The San Francisco 49ers could easily lose defensive back Jimmie Ward in NFL free agency this offseason, which has a substantial impact on Tarvarius Moore’s future.
During training camp and the preseason last year, the San Francisco 49ers were affording every opportunity possible to then second-year defensive back Tarvarius Moore to secure the starting free safety position entering 2019.
It was a twofold reason. First, the Niners invested a third-round NFL Draft pick on Moore in 2018. And when veteran defensive back Jimmie Ward suffered a broken collarbone in offseason workouts, Moore ended up being a first-team safety almost by default.
Heading into 2020, Moore could wind up being a first-team free safety again, contingent almost entirely on what happens with Ward this offseason.
Ward, who signed a one-year “prove it” deal to stay with San Francisco last offseason, enjoyed easily the best campaign of his pro career last year, even being recognized by Pro Football Focus as the league’s sixth best safety. And while he missed the first three games of the season with a broken finger, Ward’s return helped solidify a 49ers secondary which ended up allowing the fewest pass yards in the league over the course of 2019.
The return also pushed Moore out of a starting job, too, and back into the ranks of the reserves and special teams aces.
Re-signing Ward should be a top priority for San Francisco this offseason. But unlike previous years under head coach Kyle Shanahan and general manager John Lynch, the 2020 Niners aren’t exactly laden with a ton of salary cap space. While Ward could be inclined to give the team that drafted him a home-town discount of sorts, the fact he’s coming off a career year and is poised to cash in on his first big-money contract within the NFL could push him well beyond the 49ers’ price-range comfort level.
Especially if it’s in the range of $8 million, annually.

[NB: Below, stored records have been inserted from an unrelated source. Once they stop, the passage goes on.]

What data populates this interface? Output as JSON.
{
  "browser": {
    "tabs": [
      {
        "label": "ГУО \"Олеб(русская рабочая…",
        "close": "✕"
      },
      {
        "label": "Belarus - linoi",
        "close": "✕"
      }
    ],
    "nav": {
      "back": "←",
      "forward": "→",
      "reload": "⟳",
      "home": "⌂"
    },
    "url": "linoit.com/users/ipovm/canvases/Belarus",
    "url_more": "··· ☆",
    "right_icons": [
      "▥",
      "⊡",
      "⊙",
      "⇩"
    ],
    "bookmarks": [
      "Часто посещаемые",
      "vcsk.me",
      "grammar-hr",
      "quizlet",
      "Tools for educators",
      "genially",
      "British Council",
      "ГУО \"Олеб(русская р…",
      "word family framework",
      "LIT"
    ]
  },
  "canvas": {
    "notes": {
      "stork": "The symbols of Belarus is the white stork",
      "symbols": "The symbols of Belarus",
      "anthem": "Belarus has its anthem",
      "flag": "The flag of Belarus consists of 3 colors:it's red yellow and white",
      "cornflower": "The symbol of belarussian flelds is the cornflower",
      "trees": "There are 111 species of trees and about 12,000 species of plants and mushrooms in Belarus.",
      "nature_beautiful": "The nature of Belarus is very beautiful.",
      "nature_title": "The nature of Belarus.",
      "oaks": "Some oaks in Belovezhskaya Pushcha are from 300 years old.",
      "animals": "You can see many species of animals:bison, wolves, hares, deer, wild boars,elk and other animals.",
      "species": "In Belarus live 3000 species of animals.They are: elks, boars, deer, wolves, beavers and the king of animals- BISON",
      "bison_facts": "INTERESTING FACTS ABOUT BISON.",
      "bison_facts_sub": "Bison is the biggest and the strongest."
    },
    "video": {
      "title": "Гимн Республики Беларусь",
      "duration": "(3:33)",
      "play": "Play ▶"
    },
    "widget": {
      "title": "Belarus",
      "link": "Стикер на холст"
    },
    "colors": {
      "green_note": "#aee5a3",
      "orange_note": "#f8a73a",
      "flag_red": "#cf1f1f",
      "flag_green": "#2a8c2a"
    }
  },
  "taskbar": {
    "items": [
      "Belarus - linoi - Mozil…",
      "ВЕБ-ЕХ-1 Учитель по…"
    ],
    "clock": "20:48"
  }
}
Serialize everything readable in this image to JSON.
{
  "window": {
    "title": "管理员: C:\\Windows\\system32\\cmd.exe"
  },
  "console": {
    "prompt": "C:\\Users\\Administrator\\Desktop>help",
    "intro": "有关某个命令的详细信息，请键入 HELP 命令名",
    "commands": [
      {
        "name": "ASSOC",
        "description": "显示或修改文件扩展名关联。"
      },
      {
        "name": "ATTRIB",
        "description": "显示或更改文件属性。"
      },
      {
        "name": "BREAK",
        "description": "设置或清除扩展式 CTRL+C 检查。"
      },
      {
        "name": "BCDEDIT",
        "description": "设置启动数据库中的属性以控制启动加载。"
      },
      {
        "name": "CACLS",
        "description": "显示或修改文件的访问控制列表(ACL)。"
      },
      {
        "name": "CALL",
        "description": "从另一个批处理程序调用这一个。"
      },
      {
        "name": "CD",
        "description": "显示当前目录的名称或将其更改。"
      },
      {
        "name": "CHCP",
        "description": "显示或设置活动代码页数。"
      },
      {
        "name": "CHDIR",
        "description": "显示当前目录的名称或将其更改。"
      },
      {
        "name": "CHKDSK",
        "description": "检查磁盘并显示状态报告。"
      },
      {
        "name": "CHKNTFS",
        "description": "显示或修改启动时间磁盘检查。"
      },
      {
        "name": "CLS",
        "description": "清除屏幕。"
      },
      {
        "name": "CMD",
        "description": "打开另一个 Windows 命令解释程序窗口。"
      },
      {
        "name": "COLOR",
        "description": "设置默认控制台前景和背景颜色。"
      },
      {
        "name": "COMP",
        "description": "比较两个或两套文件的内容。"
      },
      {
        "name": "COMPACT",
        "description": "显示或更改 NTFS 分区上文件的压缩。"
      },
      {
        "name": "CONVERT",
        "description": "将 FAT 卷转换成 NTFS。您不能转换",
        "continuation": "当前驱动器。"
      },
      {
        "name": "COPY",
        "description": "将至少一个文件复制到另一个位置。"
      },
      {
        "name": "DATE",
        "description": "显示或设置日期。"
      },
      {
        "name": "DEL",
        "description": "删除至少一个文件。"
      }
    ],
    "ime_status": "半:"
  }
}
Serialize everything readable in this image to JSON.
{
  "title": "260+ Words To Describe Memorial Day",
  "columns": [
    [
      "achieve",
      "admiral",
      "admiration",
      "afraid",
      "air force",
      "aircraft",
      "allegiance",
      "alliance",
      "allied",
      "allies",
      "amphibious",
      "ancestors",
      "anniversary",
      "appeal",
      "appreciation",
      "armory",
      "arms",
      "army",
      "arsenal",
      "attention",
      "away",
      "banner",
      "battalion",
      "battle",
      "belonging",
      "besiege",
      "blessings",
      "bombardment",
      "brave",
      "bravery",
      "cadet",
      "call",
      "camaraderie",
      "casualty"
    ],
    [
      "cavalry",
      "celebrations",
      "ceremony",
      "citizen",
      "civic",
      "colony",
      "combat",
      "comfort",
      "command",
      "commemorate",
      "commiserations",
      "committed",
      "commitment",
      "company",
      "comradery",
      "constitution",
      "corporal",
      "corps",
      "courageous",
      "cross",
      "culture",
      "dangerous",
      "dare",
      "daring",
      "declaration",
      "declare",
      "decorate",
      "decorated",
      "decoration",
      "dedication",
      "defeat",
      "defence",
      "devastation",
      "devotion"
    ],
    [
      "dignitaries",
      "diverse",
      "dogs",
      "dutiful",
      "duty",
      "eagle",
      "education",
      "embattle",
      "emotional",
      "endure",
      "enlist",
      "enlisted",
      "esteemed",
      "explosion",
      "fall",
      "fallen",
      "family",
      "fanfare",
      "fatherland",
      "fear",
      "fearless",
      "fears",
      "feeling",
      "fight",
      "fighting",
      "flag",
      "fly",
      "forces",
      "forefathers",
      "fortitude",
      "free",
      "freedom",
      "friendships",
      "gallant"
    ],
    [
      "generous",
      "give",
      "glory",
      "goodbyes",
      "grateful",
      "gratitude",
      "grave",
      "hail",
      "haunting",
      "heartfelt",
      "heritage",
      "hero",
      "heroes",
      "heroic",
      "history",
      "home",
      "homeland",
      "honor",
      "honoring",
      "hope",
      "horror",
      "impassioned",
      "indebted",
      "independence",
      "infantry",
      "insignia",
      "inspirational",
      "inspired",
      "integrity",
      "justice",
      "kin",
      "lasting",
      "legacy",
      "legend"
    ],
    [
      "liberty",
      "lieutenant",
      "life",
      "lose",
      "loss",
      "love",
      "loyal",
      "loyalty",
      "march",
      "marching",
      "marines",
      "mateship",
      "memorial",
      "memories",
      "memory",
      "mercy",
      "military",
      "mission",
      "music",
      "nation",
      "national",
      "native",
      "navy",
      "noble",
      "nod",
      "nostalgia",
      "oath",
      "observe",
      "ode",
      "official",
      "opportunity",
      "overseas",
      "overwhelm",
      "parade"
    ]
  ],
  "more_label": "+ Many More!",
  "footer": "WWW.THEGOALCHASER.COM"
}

A season ago, it wasn’t hard to find arguments suggesting San Francisco was pushing for Moore to be Ward’s long-term replacement. Niner Noise’s Akshaj Dwivedula championed the idea, citing Moore’s terrific speed and 6-foot-2 frame as a commanding presence on the back end of the secondary.
The prediction didn’t exactly come true in 2019, as Ward secured the starting job and never let go of it. But as was the case with Ward, it’s common to see young defensive backs take a year or two to fully adjust to life at the NFL level.
Especially if they’re switching positions and roles during that span, like both Ward and Moore have done.
Even if Ward and the Niners part ways this offseason, it’s still possible Moore finds himself relegated to a depth role again in 2020 and beyond, pending what San Francisco does in NFL free agency and in April’s draft.
Still, one has to figure Moore is going to play close attention to the situation between the 49ers and Ward, as it’ll have an immediate impact on the young defensive back’s future with the team.